Records supplied

___

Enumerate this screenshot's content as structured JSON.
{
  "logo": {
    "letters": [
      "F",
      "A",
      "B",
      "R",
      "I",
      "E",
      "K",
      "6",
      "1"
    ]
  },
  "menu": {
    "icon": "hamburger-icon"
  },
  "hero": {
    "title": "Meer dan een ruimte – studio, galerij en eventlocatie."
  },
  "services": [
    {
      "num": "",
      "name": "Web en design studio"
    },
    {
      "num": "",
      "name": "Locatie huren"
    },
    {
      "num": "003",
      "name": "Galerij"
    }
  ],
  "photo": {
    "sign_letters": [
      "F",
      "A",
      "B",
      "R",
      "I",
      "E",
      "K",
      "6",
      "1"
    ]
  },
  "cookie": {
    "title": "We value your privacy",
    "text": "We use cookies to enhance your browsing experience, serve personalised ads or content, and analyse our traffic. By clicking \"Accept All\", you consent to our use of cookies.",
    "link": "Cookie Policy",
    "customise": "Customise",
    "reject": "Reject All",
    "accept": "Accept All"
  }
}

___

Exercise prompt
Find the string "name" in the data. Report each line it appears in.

Task response
      "name": "Web en design studio"
      "name": "Locatie huren"
      "name": "Galerij"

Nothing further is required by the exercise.